T BOMBER: ALCOHOL: Studies show that excess alcohol speeds the conversion of testosterone and other androgens into estrogen. If you want to maximize your T production, fat loss, and muscle gain, then cut down on your drinking.
T BOOSTER: ERECTIONS: In a study in the Archives of Sexual Behavior, eight men had their blood levels of testosterone measured before, during, and after they viewed a pornographic film. Their levels were highest an hour to 90 minutes after the film ended, with an average 35 percent gain in T. So to build up more testosterone, have more erections. Here is your homework assignment: Have sex often. See? Healthy living can be fun!
T BOMBER: BPA: Bisphenol A, a chemical used in food cans and plastic containers, may lower your testosterone by exposing you to chemicals that mimic estrogen in your body. Steer clear of foods in containers with the recycling numbers 3, 6, or 7.
Food for more testosterone

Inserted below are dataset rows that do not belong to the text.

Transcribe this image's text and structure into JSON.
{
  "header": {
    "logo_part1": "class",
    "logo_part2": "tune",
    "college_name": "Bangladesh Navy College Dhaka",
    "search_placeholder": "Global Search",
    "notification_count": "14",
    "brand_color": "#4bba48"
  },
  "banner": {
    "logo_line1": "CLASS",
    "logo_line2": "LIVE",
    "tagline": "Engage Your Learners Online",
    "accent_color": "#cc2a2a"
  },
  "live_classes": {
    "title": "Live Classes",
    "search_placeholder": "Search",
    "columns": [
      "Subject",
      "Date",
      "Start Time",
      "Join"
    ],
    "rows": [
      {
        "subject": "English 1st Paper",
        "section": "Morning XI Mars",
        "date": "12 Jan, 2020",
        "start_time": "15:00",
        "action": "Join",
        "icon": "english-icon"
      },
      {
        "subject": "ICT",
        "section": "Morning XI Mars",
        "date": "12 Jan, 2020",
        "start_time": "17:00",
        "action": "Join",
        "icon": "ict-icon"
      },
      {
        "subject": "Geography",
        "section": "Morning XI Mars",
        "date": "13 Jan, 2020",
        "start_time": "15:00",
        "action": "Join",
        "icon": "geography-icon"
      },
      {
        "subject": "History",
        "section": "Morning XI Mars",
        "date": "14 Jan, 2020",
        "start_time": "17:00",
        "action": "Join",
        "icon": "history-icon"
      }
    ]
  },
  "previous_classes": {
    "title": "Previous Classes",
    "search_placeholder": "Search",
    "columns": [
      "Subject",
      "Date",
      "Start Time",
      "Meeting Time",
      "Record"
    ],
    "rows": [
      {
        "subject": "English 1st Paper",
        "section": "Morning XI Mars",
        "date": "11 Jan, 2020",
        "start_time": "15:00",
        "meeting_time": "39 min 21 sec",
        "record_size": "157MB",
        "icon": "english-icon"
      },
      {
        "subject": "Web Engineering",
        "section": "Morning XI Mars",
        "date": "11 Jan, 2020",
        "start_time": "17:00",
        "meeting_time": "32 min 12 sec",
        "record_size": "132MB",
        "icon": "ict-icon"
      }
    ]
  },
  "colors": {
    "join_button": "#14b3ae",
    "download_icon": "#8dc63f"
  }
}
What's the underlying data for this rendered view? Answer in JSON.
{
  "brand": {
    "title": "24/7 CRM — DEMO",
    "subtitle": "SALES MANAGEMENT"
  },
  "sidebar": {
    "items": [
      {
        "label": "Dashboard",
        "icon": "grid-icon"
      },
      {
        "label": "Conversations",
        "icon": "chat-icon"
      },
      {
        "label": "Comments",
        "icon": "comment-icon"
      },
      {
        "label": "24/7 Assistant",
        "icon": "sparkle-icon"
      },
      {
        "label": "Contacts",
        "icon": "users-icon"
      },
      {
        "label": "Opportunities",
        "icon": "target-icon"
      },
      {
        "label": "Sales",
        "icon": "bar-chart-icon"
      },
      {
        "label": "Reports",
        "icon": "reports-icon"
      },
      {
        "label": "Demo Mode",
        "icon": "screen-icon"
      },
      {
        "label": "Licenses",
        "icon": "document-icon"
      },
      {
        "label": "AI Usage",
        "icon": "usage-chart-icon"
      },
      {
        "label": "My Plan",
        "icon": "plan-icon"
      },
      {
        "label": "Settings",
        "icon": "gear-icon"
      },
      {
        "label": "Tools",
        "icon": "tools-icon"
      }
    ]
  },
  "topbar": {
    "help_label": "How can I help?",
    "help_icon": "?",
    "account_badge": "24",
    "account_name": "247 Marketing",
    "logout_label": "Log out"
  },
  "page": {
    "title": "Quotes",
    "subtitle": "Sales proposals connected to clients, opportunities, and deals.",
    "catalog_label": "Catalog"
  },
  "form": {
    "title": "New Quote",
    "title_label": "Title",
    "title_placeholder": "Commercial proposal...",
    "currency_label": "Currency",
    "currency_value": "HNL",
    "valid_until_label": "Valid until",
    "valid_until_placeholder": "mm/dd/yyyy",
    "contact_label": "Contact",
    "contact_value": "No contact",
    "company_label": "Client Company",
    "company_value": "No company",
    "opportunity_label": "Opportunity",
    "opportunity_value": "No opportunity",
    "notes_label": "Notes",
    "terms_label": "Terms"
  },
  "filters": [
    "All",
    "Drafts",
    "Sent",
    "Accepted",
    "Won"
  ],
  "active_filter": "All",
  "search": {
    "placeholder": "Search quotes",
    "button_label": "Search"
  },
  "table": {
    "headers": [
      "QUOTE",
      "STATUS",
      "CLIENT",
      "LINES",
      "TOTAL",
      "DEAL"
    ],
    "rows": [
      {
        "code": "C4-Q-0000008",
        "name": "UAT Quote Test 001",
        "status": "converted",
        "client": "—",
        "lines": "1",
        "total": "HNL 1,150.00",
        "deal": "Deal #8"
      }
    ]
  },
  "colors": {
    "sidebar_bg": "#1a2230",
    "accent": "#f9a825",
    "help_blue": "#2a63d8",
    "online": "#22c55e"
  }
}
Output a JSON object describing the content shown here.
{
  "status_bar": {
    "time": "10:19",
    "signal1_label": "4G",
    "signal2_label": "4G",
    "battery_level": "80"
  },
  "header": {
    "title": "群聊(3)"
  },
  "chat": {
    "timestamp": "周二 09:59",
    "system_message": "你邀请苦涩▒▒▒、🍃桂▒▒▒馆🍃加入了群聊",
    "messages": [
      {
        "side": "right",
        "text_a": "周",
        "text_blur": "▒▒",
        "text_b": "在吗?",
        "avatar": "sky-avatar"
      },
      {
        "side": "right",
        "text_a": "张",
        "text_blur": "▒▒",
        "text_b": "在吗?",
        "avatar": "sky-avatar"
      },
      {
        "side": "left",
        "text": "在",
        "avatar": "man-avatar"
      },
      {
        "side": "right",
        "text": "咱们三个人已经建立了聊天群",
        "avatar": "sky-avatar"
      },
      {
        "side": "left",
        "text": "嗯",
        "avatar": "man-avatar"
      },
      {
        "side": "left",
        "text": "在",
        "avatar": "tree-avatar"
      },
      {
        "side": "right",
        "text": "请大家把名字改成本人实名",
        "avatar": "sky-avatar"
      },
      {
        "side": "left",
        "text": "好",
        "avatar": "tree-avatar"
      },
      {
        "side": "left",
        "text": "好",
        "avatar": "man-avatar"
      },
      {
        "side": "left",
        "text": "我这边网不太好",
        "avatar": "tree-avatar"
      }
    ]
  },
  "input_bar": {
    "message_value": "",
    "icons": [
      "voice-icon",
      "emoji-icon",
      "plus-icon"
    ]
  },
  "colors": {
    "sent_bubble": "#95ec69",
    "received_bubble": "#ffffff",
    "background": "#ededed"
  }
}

Nutrients work hand in hand with hormones like testosterone to build muscle. But if you’ve been following the traditional, outdated advice for losing weight—cut calories, reduce dietary fat, and watch your intake of red meat and eggs—you are missing out on those critical nutrients that build T levels and foster “anabolism,” or muscle growth. If you want to lose 20 pounds of fat, build major muscle, and boost your testosterone, pair your workouts with these food rules from sports nutritionist Tara Gidus, R.D., team dietitian for the NBA’s Orlando Magic.
DON’T SKIMP ON CALORIES: Men on an intense exercise regimen who took in only about 1,800 calories a day experienced a 40 to 50 percent drop in testosterone after just 5 days. “Consuming enough calories prevents the body from slowing testosterone production as a reaction to perceived starvation,” says Gidus. Multiply your current weight by 10 and 12 to find your daily upper and lower calorie targets.
EAT A RANGE OF AMINO ACIDS: Aim for 1 gram of protein daily per pound of body weight—and go beyond turkey breast. “You’ll improve your odds of consuming enough of each essential amino acid by eating different protein foods each day,” says Gidus.
NAIL YOUR CARB RATIO: Eat 2 grams of carbohydrates per pound of body weight daily. This yields a 2-to-1 carb-to-protein ratio that’s optimal for raising testosterone levels, says Gidus.
DON’T FEAR SATURATED FAT: About 20 to 30 percent of your daily calories should come from fat, and not just those heart-healthy monounsaturated fats found in olive oil. Saturated fat contains cholesterol, which is a crucial precursor to testosterone production. So make sure that 5 to 10 percent of your daily calories come from saturated fat in foods like red meat and egg yolks. No real surprise there—you probably always had a feeling those egg-white omelets were a little girly, right?